“Every research project starts with literature,” Morales explained. Before beginning on-site work, she studied the required background for her research project. Morales was ultimately assigned work underground inside some of Germany’s many tunnels. She and German graduate students researched grout materials, studying various mixture improvements and their pumpability.

During his research, Calisi’s mentor helped him improve his coding skills and showed him how to build PCB electronic boards and circuits.

After returning, the students juxtaposed the U.S.’ classroom-based teaching style to Europe’s more hands-on approach. During their experience they all found working on a project – after learning the procedures – solidifies the knowledge best, rather than hearing lectures and later being tested on the material. In engineering, many routs can be taken to reach a desired goal, and hands-on experiences are generally superior to pen and paper methods because they are closer to on-the-job demands. As a civil engineer, Baumeister saw the fluidity of the different fields during her work when she started to include working with chemicals. 

“It made me realize ‘Wow, I’m an engineer,’” she said.
Students studying abroad are forced to adapt to many basic cultural differences. Changes in language, food, people, and even landscapes can be overwhelming. New experiences can be paralyzing, but these students fully embraced it, and thrived in the experience abroad.
The language barrier was the biggest challenge they faced. Although most native Germans speak fluent English and popular cities cater to tourists, the students still had to adapt.

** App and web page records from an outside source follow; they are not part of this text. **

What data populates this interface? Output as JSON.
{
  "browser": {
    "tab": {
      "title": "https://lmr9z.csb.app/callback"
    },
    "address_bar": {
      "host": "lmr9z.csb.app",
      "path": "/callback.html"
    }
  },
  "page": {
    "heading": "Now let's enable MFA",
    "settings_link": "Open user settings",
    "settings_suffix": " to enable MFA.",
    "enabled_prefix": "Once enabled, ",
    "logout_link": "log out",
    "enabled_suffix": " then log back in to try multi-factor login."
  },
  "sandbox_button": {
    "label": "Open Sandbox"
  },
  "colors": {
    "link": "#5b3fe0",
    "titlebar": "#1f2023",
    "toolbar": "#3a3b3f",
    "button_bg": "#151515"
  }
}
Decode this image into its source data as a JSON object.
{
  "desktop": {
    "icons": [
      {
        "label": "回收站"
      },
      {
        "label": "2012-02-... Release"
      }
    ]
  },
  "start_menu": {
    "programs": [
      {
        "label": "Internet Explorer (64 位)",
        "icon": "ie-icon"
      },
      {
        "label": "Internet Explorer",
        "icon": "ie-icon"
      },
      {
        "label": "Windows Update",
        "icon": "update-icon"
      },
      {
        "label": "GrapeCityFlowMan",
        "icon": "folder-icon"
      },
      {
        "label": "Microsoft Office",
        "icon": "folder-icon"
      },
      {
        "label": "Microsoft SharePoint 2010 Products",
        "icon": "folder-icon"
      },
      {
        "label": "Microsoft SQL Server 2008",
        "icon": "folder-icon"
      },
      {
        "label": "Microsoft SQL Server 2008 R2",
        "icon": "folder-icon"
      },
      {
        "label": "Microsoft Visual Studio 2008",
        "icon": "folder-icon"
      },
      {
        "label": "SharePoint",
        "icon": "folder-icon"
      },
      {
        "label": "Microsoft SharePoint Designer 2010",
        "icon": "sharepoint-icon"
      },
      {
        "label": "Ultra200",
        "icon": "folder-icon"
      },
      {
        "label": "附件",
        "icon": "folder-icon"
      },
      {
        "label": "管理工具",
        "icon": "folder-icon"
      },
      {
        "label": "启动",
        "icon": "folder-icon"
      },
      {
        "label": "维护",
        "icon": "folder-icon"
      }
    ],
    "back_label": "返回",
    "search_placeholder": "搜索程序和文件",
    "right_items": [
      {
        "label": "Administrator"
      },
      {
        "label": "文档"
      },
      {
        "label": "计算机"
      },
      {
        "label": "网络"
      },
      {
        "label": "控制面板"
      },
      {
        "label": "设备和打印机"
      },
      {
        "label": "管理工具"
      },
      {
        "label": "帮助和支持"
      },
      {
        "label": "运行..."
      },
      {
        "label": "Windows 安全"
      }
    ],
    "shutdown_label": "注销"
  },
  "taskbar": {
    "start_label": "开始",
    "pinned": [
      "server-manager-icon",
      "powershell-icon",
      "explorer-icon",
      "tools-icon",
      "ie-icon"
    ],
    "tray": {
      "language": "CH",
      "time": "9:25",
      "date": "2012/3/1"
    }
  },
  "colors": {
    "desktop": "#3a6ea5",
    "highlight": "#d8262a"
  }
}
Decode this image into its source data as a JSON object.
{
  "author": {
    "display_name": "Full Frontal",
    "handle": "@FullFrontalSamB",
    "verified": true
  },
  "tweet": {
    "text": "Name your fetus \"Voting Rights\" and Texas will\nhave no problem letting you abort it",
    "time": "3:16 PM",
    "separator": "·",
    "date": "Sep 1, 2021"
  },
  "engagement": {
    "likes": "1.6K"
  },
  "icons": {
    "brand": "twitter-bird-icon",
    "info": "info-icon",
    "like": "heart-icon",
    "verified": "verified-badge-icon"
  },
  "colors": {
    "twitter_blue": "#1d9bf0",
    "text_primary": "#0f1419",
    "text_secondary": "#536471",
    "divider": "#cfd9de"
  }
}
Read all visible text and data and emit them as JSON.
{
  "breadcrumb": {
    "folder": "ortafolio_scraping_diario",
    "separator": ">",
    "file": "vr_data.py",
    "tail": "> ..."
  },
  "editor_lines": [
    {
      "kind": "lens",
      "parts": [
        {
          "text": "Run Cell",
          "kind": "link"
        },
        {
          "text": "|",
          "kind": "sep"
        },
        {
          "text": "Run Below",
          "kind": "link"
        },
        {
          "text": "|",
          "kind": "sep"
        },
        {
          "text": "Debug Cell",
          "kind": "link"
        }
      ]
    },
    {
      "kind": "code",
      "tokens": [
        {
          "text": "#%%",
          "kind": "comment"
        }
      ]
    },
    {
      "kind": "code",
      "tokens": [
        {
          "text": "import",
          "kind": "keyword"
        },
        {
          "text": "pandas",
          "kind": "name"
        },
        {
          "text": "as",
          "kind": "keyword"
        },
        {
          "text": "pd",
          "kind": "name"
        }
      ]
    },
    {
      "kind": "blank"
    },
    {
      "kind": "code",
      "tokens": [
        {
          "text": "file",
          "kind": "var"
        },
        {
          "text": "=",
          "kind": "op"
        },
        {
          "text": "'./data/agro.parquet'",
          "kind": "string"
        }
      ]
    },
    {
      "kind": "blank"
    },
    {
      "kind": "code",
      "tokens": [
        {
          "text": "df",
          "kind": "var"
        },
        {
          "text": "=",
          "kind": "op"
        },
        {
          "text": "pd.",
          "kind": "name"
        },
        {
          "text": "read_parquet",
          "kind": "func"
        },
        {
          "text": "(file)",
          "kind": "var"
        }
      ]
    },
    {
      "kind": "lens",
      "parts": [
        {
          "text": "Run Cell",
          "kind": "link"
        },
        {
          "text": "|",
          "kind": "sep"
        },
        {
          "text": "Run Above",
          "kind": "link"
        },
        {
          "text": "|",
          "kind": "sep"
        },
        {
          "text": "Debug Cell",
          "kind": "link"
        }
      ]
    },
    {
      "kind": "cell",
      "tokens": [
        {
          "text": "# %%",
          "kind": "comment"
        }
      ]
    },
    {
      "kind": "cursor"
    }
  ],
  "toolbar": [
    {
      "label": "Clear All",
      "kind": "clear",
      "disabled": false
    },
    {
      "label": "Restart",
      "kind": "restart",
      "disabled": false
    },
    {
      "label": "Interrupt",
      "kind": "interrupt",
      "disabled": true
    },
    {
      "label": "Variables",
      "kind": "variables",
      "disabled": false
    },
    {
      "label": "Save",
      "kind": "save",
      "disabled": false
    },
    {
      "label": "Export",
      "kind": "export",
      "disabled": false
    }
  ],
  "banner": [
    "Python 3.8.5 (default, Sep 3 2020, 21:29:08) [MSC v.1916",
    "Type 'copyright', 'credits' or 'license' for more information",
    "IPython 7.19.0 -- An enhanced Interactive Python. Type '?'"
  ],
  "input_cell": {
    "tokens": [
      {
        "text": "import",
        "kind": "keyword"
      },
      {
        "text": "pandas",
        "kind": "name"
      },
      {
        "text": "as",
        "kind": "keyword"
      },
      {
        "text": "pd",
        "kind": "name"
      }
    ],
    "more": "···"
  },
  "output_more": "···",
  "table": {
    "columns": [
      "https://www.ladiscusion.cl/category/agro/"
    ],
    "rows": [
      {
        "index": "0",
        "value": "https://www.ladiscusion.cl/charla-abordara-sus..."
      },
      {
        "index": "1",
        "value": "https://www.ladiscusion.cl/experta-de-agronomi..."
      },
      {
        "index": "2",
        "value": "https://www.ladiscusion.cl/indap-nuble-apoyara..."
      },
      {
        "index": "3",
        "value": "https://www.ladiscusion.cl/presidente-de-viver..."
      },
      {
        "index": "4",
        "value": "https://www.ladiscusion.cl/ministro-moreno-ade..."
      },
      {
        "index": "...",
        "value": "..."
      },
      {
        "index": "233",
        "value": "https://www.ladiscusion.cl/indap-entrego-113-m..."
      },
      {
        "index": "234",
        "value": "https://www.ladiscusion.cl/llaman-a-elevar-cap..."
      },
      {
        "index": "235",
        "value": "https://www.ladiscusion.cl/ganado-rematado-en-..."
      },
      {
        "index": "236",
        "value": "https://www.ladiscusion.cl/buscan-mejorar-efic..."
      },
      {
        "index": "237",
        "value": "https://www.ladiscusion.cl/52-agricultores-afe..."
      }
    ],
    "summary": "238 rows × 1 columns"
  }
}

Unlike Berlin, with a population of 3.47 million, none of the cities they lived in had a population over 400,000. 

“The town I was in had a bigger immigrant population,” Calisi said. “If I wanted to go to a Turkish shop or something, their English wasn’t that good, but anywhere else it was perfect.
Schneider made it his mission to return home fluent in German. With a drive to learn and assistance from his new German-speaking friends, he became adept in the language. Morales recalled her professors offering to pay for her German lessons.

“A challenge is as difficult as you want it to be, said Morales. “The reason why you are going there is because you want to learn something – learn about a new culture, a new language.” 

Getting around was surprisingly easy. German universities provide free bus and train access within the state for their registered students. Aside from their research, the students used the two and a half months traveling to the surrounding countries.
“Being in Europe, if you don’t travel you’re wasting your time,” Morales said. “It’s super cheap – you have 50 euros; you can go to another country.” 

She and colleagues visited the Netherlands, Switzerland, Italy, Sweden and other adjacent countries, and even took a road trip across the continent. 

“We are very comfortable here in America because we know how everything works here,” said Baumeister. “But I would encourage anyone who is thinking ‘maybe yes, maybe no,’ to do it — to put themselves out there and take the chance to travel.”

Kampmann receives only positive feedback from his colleagues abroad and always notices improvements in the students’ drive and performance in class after the Germany trip. He is not the only one who sees the trip’s benefits. The five unanimously agree their research internship gave them a new understanding on not only career goals, but on working outside the country as well. All of them see work outside the U.S. as a viable option in their future as a result of the experience.